*** SUPPLIED DATA Section Begins ***

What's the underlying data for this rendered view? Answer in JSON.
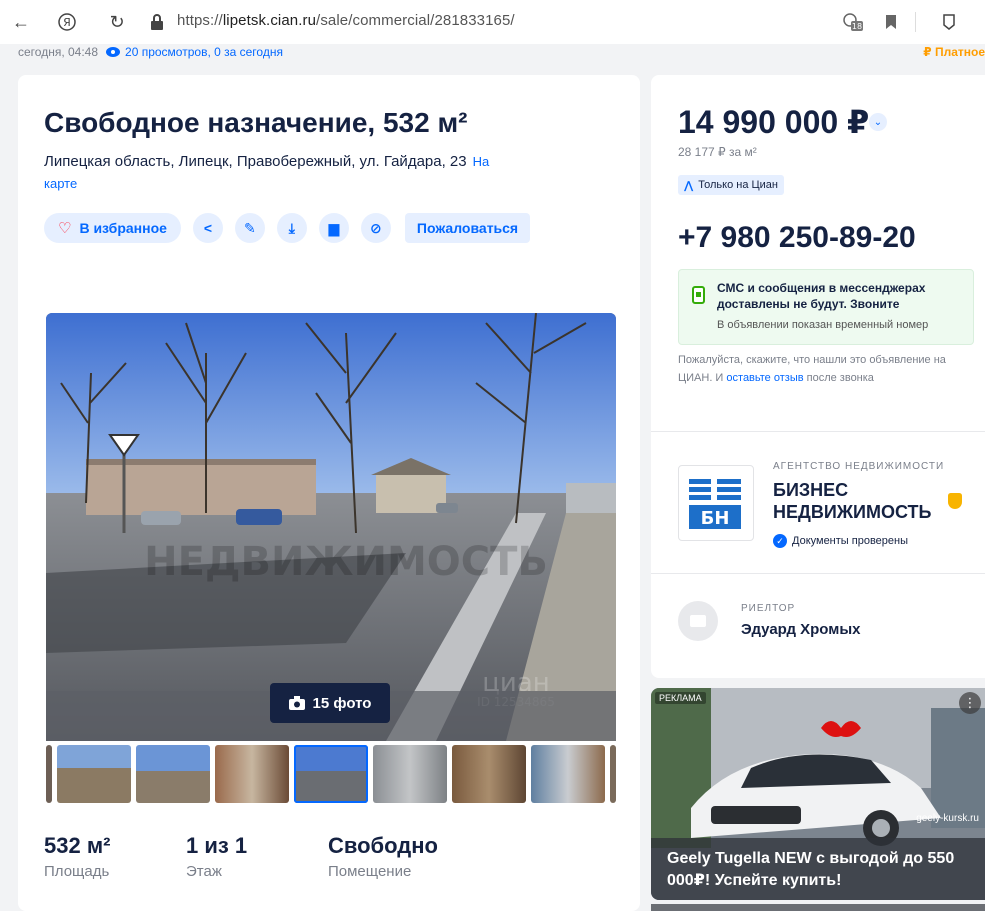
{
  "browser": {
    "url_prefix": "https://",
    "url_domain": "lipetsk.cian.ru",
    "url_path": "/sale/commercial/281833165/",
    "badge_count": "18"
  },
  "meta": {
    "date": "сегодня, 04:48",
    "views": "20 просмотров, 0 за сегодня",
    "paid_label": "₽ Платное"
  },
  "listing": {
    "title": "Свободное назначение, 532 м²",
    "address": "Липецкая область, Липецк, Правобережный, ул. Гайдара, 23",
    "map_link": "На карте",
    "favorite_label": "В избранное",
    "complain_label": "Пожаловаться",
    "photo_count_label": "15 фото",
    "photo_watermark": "НЕДВИЖИМОСТЬ",
    "photo_watermark_id": "ID 12534865",
    "photo_watermark_brand": "циан"
  },
  "stats": [
    {
      "value": "532 м²",
      "label": "Площадь"
    },
    {
      "value": "1 из 1",
      "label": "Этаж"
    },
    {
      "value": "Свободно",
      "label": "Помещение"
    }
  ],
  "sidebar": {
    "price": "14 990 000 ₽",
    "price_per_meter": "28 177 ₽ за м²",
    "only_cian": "Только на Циан",
    "phone": "+7 980 250-89-20",
    "sms_warning": "СМС и сообщения в мессенджерах доставлены не будут. Звоните",
    "temp_number": "В объявлении показан временный номер",
    "feedback_before": "Пожалуйста, скажите, что нашли это объявление на ЦИАН. И ",
    "feedback_link": "оставьте отзыв",
    "feedback_after": " после звонка",
    "agency_type": "АГЕНТСТВО НЕДВИЖИМОСТИ",
    "agency_name": "БИЗНЕС НЕДВИЖИМОСТЬ",
    "agency_logo_text": "БН",
    "documents_checked": "Документы проверены",
    "realtor_type": "РИЕЛТОР",
    "realtor_name": "Эдуард Хромых"
  },
  "ad": {
    "tag": "РЕКЛАМА",
    "domain": "geely-kursk.ru",
    "text": "Geely Tugella NEW с выгодой до 550 000₽! Успейте купить!"
  },
  "colors": {
    "accent": "#0468ff",
    "text": "#152242",
    "paid": "#ff9d00",
    "success": "#34ac0a"
  }
}
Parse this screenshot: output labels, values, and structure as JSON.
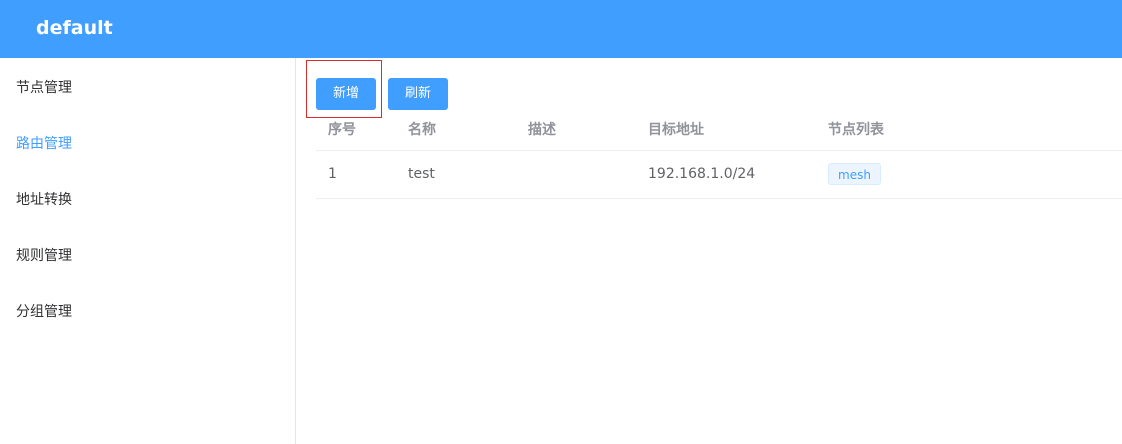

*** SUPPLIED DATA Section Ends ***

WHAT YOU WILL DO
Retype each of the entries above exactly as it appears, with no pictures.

SOLUTION TO THIS EXERCISE
What's the underlying data for this rendered view? Answer in JSON.
{
  "browser": {
    "url_prefix": "https://",
    "url_domain": "lipetsk.cian.ru",
    "url_path": "/sale/commercial/281833165/",
    "badge_count": "18"
  },
  "meta": {
    "date": "сегодня, 04:48",
    "views": "20 просмотров, 0 за сегодня",
    "paid_label": "₽ Платное"
  },
  "listing": {
    "title": "Свободное назначение, 532 м²",
    "address": "Липецкая область, Липецк, Правобережный, ул. Гайдара, 23",
    "map_link": "На карте",
    "favorite_label": "В избранное",
    "complain_label": "Пожаловаться",
    "photo_count_label": "15 фото",
    "photo_watermark": "НЕДВИЖИМОСТЬ",
    "photo_watermark_id": "ID 12534865",
    "photo_watermark_brand": "циан"
  },
  "stats": [
    {
      "value": "532 м²",
      "label": "Площадь"
    },
    {
      "value": "1 из 1",
      "label": "Этаж"
    },
    {
      "value": "Свободно",
      "label": "Помещение"
    }
  ],
  "sidebar": {
    "price": "14 990 000 ₽",
    "price_per_meter": "28 177 ₽ за м²",
    "only_cian": "Только на Циан",
    "phone": "+7 980 250-89-20",
    "sms_warning": "СМС и сообщения в мессенджерах доставлены не будут. Звоните",
    "temp_number": "В объявлении показан временный номер",
    "feedback_before": "Пожалуйста, скажите, что нашли это объявление на ЦИАН. И ",
    "feedback_link": "оставьте отзыв",
    "feedback_after": " после звонка",
    "agency_type": "АГЕНТСТВО НЕДВИЖИМОСТИ",
    "agency_name": "БИЗНЕС НЕДВИЖИМОСТЬ",
    "agency_logo_text": "БН",
    "documents_checked": "Документы проверены",
    "realtor_type": "РИЕЛТОР",
    "realtor_name": "Эдуард Хромых"
  },
  "ad": {
    "tag": "РЕКЛАМА",
    "domain": "geely-kursk.ru",
    "text": "Geely Tugella NEW с выгодой до 550 000₽! Успейте купить!"
  },
  "colors": {
    "accent": "#0468ff",
    "text": "#152242",
    "paid": "#ff9d00",
    "success": "#34ac0a"
  }
}
Parse this screenshot: output labels, values, and structure as JSON.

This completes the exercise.